Democrats will get a non-Republican choice in the Nebraska U.S. Senate race, but it won't be a Democrat.
Jim Jenkins, a Callaway rancher-farmer, will run as an independent candidate, without either an “R” or a “D” behind his name.
Jenkins, 56, is the fifth candidate to run for the seat currently held by outgoing U.S. Sen. Mike Johanns, a Republican. The other four candidates are all Republicans. So far, no Democrat has expressed interest in the race.
Jenkins says he believes a majority of Nebraskans are tired of the bitter partisan battles that grip Washington, D.C., especially in the wake of the recent partial federal shutdown. And he said he believes a majority of Nebraskans are “moderates,” who would be willing to give an independent-minded candidate a chance.
“Americans are not nearly as divided as cable TV and the political class would have us believe,” Jenkins said. “The vast majority of us are somewhere in the sensible center.”
Jenkins was considered a top-tier Democratic prospect until two years ago, when he officially switched his party affiliation to independent. Shortly after his party switch, Jenkins considered running for the U.S. Senate. But he was forced to abandon the idea after he learned about a state law that prohibited candidates from running for office in the same year in which they changed their party affiliation.
Jenkins said that throughout his adult life, he has always voted for both Democratic and Republican candidates.

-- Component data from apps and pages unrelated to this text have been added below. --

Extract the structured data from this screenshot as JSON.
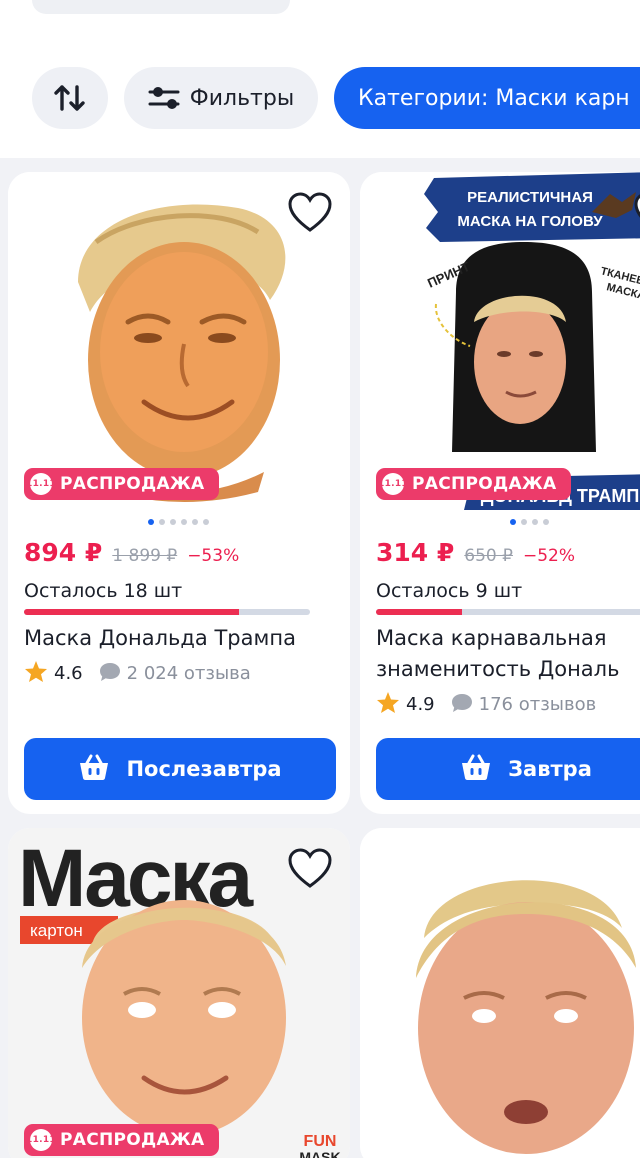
{
  "toolbar": {
    "sort_icon": "sort-arrows-icon",
    "filters_label": "Фильтры",
    "filters_icon": "sliders-icon",
    "category_label": "Категории: Маски карн"
  },
  "colors": {
    "accent": "#1662f0",
    "sale": "#ec3b6a",
    "price": "#ec1f4f",
    "star": "#f5a623"
  },
  "products": [
    {
      "image_text": "",
      "badge": "РАСПРОДАЖА",
      "badge_icon": "11.11",
      "photos_total": 6,
      "photo_active": 1,
      "price": "894 ₽",
      "old_price": "1 899 ₽",
      "discount": "−53%",
      "stock_text": "Осталось 18 шт",
      "stock_fill_fraction": 0.75,
      "title_lines": [
        "Маска Дональда Трампа"
      ],
      "rating": "4.6",
      "reviews": "2 024 отзыва",
      "button_label": "Послезавтра",
      "button_icon": "basket-icon"
    },
    {
      "image_banner_lines": [
        "РЕАЛИСТИЧНАЯ",
        "МАСКА НА ГОЛОВУ"
      ],
      "image_label_print": "ПРИНТ",
      "image_label_fabric_lines": [
        "ТКАНЕВАЯ",
        "МАСКА"
      ],
      "image_bottom_text": "ДОНАЛЬД ТРАМП",
      "badge": "РАСПРОДАЖА",
      "badge_icon": "11.11",
      "photos_total": 4,
      "photo_active": 1,
      "price": "314 ₽",
      "old_price": "650 ₽",
      "discount": "−52%",
      "stock_text": "Осталось 9 шт",
      "stock_fill_fraction": 0.3,
      "title_lines": [
        "Маска карнавальная",
        "знаменитость Дональ"
      ],
      "rating": "4.9",
      "reviews": "176 отзывов",
      "button_label": "Завтра",
      "button_icon": "basket-icon"
    },
    {
      "image_headline": "Маска",
      "image_tag": "картон",
      "badge": "РАСПРОДАЖА",
      "badge_icon": "11.11",
      "brand_lines": [
        "FUN",
        "MASK"
      ]
    },
    {
      "image_text": ""
    }
  ]
}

In 2008, he said, he voted for Barack Obama for president because he believed that the Democrat would “govern more from the center” and would work to find bipartisan solutions to the nation's rising debt.
Four years later, he said he cast a vote for Republican Mitt Romney because he had “lost confidence” in Obama's commitment to tackling fiscal issues. He said his turning point with Obama came when the president backed away from a bipartisan plan to address the nation's fiscal problems put forth by the so-called Simpson-Bowles Commission.
The commission was named after its co-chairmen: Democrat Erskine Bowles and former U.S. Sen. Alan Simpson, a Republican from Wyoming.
“My number one priority is fixing the debt,” said Jenkins. “When he (Obama) backed away from it, I decided I would vote for a business person who seemed to have more skills for negotiation.”
Jenkins said he realizes he will face an uphill battle, but he said he wouldn't run if he didn't think he had a shot. He noted that 20 percent of Nebraskans identify themselves as independent.
“I welcome Republicans, Democrats and independents, everyone who is fed up with the broken system in Washington, to join my campaign,” Jenkins said.
Currently, only two independents serve in the U.S. Senate and both come from Democratic-leaning states: Sens. Bernie Sanders of Vermont and Angus King of Maine.
Jenkins' first hurdle will be getting on the ballot.
Under state law, his name will not appear on the May primary ballot. That election is reserved for candidates seeking a specific party's nomination.
In order to get on the November ballot, Jenkins will have to collect more than 4,000 signatures.
Jenkins was raised in Custer County, but left Nebraska for about 20 years to attend school and work in the restaurant and business world in Boston, Chicago and Columbus, Ohio.
He returned to Nebraska in 1996, developing a steakhouse chain known as Whiskey Creek. He sold that company a decade ago.
He also helped to found Skeeter Barnes restaurants, and currently serves on the company's board of directors.
Jenkins is part owner of a ranch and farm operation near Callaway.
Jenkins said he would use some of his own money to finance his race, but he would not rely solely on his personal checkbook to pay for his campaign.
“This has really got to be a campaign that's about a concept and that's much bigger than me,” Jenkins said.